Being a good athlete has demanded that I have a strong, stable core. This refers to all the muscles of the torso and pelvis — the area of the body, including your abdominal muscles, that supports your spine. Like the trunk of a tree supporting its branches, these muscles also help stabilize your body as it moves.
One of the biggest benefits of core training is to protect your spine and back. That's because your core comes into play just about every time you move. When your core is strong, it improves control, balance and performance, while helping prevent injury. Your core is a powerful foundation for your legs and arms, too — which means you can put more force behind each step and run more efficiently. When you exercise your core, you also tone your abs, keep your lower back strong and improve your posture. Some of the best core exercises include planks, crunches and leg raises.
3. Practice yoga
I am positively fanatic about doing yoga several times a week. I love the way it makes me feel physically and mentally, both while I am doing it and afterward. Yoga combines core strength and spine flexibility. When I was younger, I wanted to be strong. Now that I am older, I want to be flexible.
I believe that yoga is keeping me young and flexible, especially in my back. But don't take my word for it: My love of yoga prompted me to research its benefits. I read many scientific studies supporting its benefits for the back. One of the studies was a review of research done on yoga and low back pain. The researchers looked at 10 studies that analyzed whether yoga could help back pain sufferers. What intrigued me was that yoga turned out to be an effective solution for back pain in a short amount of time.

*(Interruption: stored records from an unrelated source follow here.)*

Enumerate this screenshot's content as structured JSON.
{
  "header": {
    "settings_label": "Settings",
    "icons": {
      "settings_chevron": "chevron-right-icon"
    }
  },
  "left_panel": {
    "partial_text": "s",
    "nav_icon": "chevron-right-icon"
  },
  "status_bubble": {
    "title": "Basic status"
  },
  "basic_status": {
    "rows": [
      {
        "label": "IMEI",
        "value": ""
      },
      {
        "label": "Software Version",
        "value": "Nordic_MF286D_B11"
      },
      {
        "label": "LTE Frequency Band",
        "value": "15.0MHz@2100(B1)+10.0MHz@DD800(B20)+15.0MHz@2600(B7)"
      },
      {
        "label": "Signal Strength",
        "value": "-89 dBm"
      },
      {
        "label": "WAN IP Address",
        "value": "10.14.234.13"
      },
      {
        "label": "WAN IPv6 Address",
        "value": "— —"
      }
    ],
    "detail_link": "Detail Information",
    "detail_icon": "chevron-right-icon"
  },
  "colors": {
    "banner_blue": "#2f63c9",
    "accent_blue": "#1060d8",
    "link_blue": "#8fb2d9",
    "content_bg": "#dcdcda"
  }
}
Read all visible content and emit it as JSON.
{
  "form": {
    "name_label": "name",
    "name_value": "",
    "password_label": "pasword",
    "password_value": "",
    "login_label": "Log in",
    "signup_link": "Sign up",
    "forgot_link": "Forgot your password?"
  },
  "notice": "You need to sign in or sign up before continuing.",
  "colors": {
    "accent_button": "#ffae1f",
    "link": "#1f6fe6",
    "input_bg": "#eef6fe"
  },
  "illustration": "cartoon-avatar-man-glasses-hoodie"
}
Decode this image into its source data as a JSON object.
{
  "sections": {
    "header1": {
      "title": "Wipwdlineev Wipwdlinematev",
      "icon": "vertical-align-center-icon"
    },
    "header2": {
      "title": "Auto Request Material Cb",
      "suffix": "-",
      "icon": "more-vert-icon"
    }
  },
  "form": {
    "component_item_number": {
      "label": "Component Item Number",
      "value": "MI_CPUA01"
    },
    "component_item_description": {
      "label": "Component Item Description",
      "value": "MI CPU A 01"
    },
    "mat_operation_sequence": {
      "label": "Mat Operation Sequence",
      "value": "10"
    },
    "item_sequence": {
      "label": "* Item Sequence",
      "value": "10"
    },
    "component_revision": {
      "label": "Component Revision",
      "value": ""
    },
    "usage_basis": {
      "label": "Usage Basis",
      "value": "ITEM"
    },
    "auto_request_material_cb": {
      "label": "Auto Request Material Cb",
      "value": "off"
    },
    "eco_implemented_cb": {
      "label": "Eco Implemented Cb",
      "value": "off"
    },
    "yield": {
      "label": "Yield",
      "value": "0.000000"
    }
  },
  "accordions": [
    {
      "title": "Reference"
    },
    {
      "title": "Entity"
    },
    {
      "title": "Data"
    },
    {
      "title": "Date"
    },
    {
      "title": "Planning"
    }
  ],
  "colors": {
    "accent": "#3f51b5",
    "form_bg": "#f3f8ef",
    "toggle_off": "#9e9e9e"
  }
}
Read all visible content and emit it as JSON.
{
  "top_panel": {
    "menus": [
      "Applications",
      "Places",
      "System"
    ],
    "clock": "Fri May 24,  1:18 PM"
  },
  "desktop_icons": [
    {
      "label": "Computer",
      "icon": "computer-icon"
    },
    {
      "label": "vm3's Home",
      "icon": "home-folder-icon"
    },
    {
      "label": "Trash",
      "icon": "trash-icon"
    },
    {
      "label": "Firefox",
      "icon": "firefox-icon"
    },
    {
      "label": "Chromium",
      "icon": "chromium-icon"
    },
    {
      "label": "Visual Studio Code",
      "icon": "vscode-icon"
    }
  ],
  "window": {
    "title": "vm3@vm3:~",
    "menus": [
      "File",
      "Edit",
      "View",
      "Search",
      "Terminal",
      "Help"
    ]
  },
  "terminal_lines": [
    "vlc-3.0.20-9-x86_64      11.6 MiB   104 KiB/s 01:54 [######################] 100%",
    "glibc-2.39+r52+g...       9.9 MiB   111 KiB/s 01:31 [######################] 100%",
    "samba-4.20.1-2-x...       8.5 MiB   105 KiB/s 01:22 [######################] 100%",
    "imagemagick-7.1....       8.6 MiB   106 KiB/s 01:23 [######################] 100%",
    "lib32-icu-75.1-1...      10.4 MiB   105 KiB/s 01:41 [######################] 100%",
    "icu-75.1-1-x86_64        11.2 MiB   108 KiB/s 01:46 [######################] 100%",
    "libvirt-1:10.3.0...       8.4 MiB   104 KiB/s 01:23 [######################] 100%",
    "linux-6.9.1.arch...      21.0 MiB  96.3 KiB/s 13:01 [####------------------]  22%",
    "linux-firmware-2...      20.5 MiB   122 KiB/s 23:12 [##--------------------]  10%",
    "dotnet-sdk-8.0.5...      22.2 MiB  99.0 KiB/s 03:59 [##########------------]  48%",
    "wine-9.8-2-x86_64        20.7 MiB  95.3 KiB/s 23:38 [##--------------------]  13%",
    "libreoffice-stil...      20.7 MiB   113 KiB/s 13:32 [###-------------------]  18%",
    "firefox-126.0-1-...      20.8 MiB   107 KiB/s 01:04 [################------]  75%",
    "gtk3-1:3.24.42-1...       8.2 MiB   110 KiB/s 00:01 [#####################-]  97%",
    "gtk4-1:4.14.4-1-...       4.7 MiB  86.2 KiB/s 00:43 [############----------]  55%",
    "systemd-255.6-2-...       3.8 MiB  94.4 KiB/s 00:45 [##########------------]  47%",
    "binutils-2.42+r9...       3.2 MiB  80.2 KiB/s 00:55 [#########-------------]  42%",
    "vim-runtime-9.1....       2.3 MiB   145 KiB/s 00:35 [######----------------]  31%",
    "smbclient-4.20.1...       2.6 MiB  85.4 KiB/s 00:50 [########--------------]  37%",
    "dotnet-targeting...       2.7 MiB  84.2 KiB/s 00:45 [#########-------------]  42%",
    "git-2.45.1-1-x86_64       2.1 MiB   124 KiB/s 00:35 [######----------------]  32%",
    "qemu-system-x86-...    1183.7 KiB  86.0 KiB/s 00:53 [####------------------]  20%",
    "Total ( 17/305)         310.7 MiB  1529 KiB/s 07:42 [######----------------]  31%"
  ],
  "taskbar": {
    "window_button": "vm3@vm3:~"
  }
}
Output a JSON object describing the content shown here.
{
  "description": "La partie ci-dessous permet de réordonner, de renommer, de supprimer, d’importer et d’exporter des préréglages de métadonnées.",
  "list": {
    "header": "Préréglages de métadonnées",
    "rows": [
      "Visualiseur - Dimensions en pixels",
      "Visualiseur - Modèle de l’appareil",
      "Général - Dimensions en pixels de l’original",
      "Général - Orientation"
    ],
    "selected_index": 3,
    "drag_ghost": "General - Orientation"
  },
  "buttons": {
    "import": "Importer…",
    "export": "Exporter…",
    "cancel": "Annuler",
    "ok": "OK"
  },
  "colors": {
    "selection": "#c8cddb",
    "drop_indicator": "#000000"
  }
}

The researchers concluded: "Yoga can be recommended as an additional therapy to chronic low back pain patients."
4. Remain open to different approaches
My thinking about health and fitness has evolved over more than 30 years of trial and error. I've worked with nutritionists, trainers, coaches, osteopaths, chiropractors, homeopaths, masseuses and kinesiologists. I've taken the best of what they've taught me and made it work for me.
The few times in my life when I've had back issues, I turned to either an osteopath or a chiropractor to manipulate my back during regular visits.
An osteopath was instrumental in putting my body back together. I like the idea that chiropractors, osteopaths and masseuses resort to natural means over drugs to get us back in the game, so I feel this approach is worth a try. According to the research I've read, spinal manipulation — including massage — can be as effective as other methods at relieving low back pain.
One important caveat: Before you turn to alternative care providers, always check with your primary care physician first.
Martina Navratilova is AARP's fitness expert.